Great Stories – How “Person-Centered” Plays out in Real Life

Fall 2009, volume 35, number 4, Connections cover

Great Stories – How “Person-Centered” Plays out in Real Life

This is part 5 of 7 in TASH Training’s Fall 2014 series, Values-Based Leadership in Supported Living: Stepping Up to the Promise and the Spirit of the Home and Community Based Waiver


4:00-5:00 PM Eastern, Tuesday, 28 October 2014

About this presentation

Person Centered services are a benchmark in the HCBS Waiver regulations in terms of how people with disabilities have autonomy and control of how they live, the supports they receive, have opportunities for meaningful work, etc. This session will articulate real-life examples of people who are doing this, how the agencies that support them have learned how to listen to them, and, in the process, are striving to provide truly Person Centered supports that work.

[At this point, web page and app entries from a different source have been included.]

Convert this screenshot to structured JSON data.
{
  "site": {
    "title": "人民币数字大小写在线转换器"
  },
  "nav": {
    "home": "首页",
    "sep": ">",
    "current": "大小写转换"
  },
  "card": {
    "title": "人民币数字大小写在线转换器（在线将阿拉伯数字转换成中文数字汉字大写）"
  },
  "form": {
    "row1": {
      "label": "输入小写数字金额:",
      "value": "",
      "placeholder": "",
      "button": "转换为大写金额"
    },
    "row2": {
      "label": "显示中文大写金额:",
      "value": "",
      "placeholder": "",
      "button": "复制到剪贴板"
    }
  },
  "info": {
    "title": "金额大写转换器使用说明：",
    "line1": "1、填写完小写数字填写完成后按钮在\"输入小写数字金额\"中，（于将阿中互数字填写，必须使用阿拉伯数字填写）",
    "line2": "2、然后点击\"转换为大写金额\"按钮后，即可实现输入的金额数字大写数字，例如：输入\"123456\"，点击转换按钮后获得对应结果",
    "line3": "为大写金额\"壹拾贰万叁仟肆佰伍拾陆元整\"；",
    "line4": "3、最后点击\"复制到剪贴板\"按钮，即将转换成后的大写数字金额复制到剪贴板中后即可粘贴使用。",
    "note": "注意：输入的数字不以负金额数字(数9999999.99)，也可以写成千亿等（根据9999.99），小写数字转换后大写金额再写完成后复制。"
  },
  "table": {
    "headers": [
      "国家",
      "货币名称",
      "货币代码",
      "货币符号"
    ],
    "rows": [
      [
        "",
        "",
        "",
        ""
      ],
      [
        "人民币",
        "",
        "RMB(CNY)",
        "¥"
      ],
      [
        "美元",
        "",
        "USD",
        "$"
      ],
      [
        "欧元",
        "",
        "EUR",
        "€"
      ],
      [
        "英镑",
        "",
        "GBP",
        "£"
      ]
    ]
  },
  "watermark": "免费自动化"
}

Learning Objectives

As a result of this presentation, participants will be able to:

  • Have real, practical knowledge and examples of person centered services in people’s home and community.
  • Understand how providing person centered services make sense, especially for people with severe reputations.
  • Understand that “Treatment” takes the form of having a real home, family and community connections, community relationships, and having a Team that actively listens to the person and their wants and needs.
  • Learn how to provide individualized (person centered) supports that make sense for the person.
Who should attend

Community Living and adult service providers, family members, self-advocates, Transition Teachers and other professionals assisting with transition services, transition planning and creating bridges to adult life.

About the presenter

Gail Fanjoy

Gail Fanjoy is CEO of Katahdin Friends Inc. (KFI), a non-profit agency which provides supports for people with intellectual and developmental disabilities in community living, community employment, and community engagement. Having worked for KFI since 1976, Gail was instrumental in the organization’s transformation to one with a national reputation for excellence and cutting edge services and a leader in the revolutionary shift in service delivery away from sheltered and segregated services to customized supports for people. As part of KFI’s core leadership, she has tirelessly and passionately advocated for the rights of people with disabilities to lead regular lives; that is, to live, work and participate in their communities in the same way as any other citizen. This strongly held belief has resulted in KFI earning two national awards for its impact on people becoming fully participating members of their communities.

Gail is President of Maine Association for Persons in Supported Employment (APSE), a Subject Matter Expert for the Office of Disability Employment Policy’s Employment First State Leadership program, a member of Maine’s Employment First Coalition, and the Maine Partnership for Values-Based Practice. She serves on the TASH national Board of Directors and is Past President of TASH New England. Gail is active in her hometown of Millinocket, serving on various committees and boards in order to improve community living and employment for all its citizens, is still married to her college sweetheart, and is the proud grandmother of a darling eight year old grandson on the autism spectrum.

Scott Shepard, a silver-haired man with a similarly silver goatee in a salmon open collared shirt standing against a white cinderblock wall.

Scott Shepard is the Executive Director of Avenues Supported Living Services, a non-profit agency which provides community living and personalized day supports to adults with intellectual and developmental disabilities in North Los Angeles County. With Avenues SLS, we had the opportunity to begin services one person at a time, and it took ten years to reach our goal to support twenty people in their own homes and community. Since that time, we have mentored two other agencies that provide community living services. Scott also teaches part-time at CSU Northridge on courses related to Behavior Assessment and PBS, and Issues Related to Transition for Students with Disabilities. Scott serves on the Santa Clarita Valley Mayor’s Committee for Employment of Individuals with Disabilities, and on the Board of Cal-TASH.

How to attend

This is a live webinar that will be streamed over the web. The presentation will be about fifty minutes, followed by ten minutes for Q&A. Registered participants will receive an e-mail with instructions and the link to join the webinar on the day of the event. Members are $25; non-members are $40. The member discount will be credited at the time of checkout. Registration closes Monday, 27 October 2014, the day before the event. For more information, contact Donald Taylor at

Register for This Episode

Interested in becoming a TASH member? Click here to view our membership options.